_REQUIREMENT_. Could you filter the records below and keep only the lines with the word "main"?

_Page and application data records_.
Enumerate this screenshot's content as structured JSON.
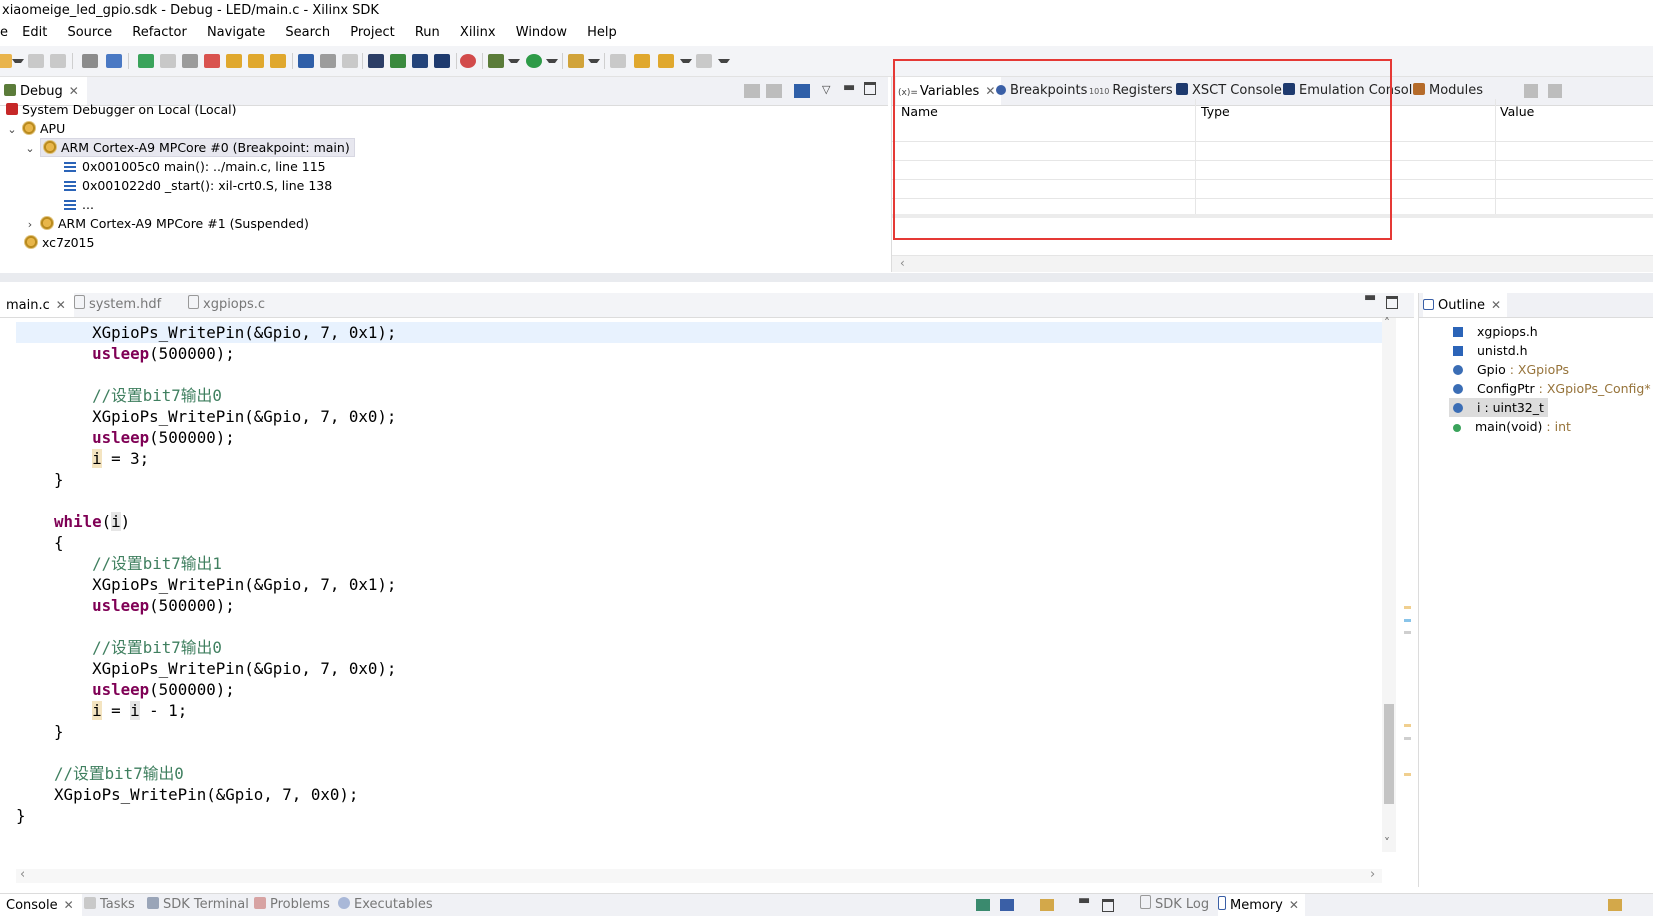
{
  "window": {
    "title": "xiaomeige_led_gpio.sdk - Debug - LED/main.c - Xilinx SDK"
  },
  "menu": [
    "e",
    "Edit",
    "Source",
    "Refactor",
    "Navigate",
    "Search",
    "Project",
    "Run",
    "Xilinx",
    "Window",
    "Help"
  ],
  "debug_view": {
    "tab_label": "Debug",
    "items": [
      {
        "label": "System Debugger on Local (Local)"
      },
      {
        "label": "APU"
      },
      {
        "label": "ARM Cortex-A9 MPCore #0 (Breakpoint: main)"
      },
      {
        "label": "0x001005c0 main(): ../main.c, line 115"
      },
      {
        "label": "0x001022d0 _start(): xil-crt0.S, line 138"
      },
      {
        "label": "..."
      },
      {
        "label": "ARM Cortex-A9 MPCore #1 (Suspended)"
      },
      {
        "label": "xc7z015"
      }
    ]
  },
  "variables_view": {
    "tabs": [
      {
        "label": "Variables",
        "icon": "(x)="
      },
      {
        "label": "Breakpoints"
      },
      {
        "label": "Registers",
        "icon": "1010"
      },
      {
        "label": "XSCT Console"
      },
      {
        "label": "Emulation Console"
      },
      {
        "label": "Modules"
      }
    ],
    "columns": [
      "Name",
      "Type",
      "Value"
    ],
    "highlight_color": "#e53935"
  },
  "editor": {
    "tabs": [
      {
        "label": "main.c"
      },
      {
        "label": "system.hdf"
      },
      {
        "label": "xgpiops.c"
      }
    ]
  },
  "code_lines": [
    "        XGpioPs_WritePin(&Gpio, 7, 0x1);",
    "        usleep(500000);",
    "",
    "        //设置bit7输出0",
    "        XGpioPs_WritePin(&Gpio, 7, 0x0);",
    "        usleep(500000);",
    "        i = 3;",
    "    }",
    "",
    "    while(i)",
    "    {",
    "        //设置bit7输出1",
    "        XGpioPs_WritePin(&Gpio, 7, 0x1);",
    "        usleep(500000);",
    "",
    "        //设置bit7输出0",
    "        XGpioPs_WritePin(&Gpio, 7, 0x0);",
    "        usleep(500000);",
    "        i = i - 1;",
    "    }",
    "",
    "    //设置bit7输出0",
    "    XGpioPs_WritePin(&Gpio, 7, 0x0);",
    "}"
  ],
  "outline": {
    "tab_label": "Outline",
    "items": [
      {
        "name": "xgpiops.h",
        "type": ""
      },
      {
        "name": "unistd.h",
        "type": ""
      },
      {
        "name": "Gpio",
        "type": " : XGpioPs"
      },
      {
        "name": "ConfigPtr",
        "type": " : XGpioPs_Config*"
      },
      {
        "name": "i : uint32_t",
        "type": ""
      },
      {
        "name": "main(void)",
        "type": " : int"
      }
    ]
  },
  "bottom_tabs": [
    {
      "label": "Console"
    },
    {
      "label": "Tasks"
    },
    {
      "label": "SDK Terminal"
    },
    {
      "label": "Problems"
    },
    {
      "label": "Executables"
    }
  ],
  "bottom_right_tabs": [
    {
      "label": "SDK Log"
    },
    {
      "label": "Memory"
    }
  ]
}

_WRITTEN ANSWER_.
    "title": "xiaomeige_led_gpio.sdk - Debug - LED/main.c - Xilinx SDK"
        "label": "ARM Cortex-A9 MPCore #0 (Breakpoint: main)"
        "label": "0x001005c0 main(): ../main.c, line 115"
        "label": "main.c"
        "name": "main(void)",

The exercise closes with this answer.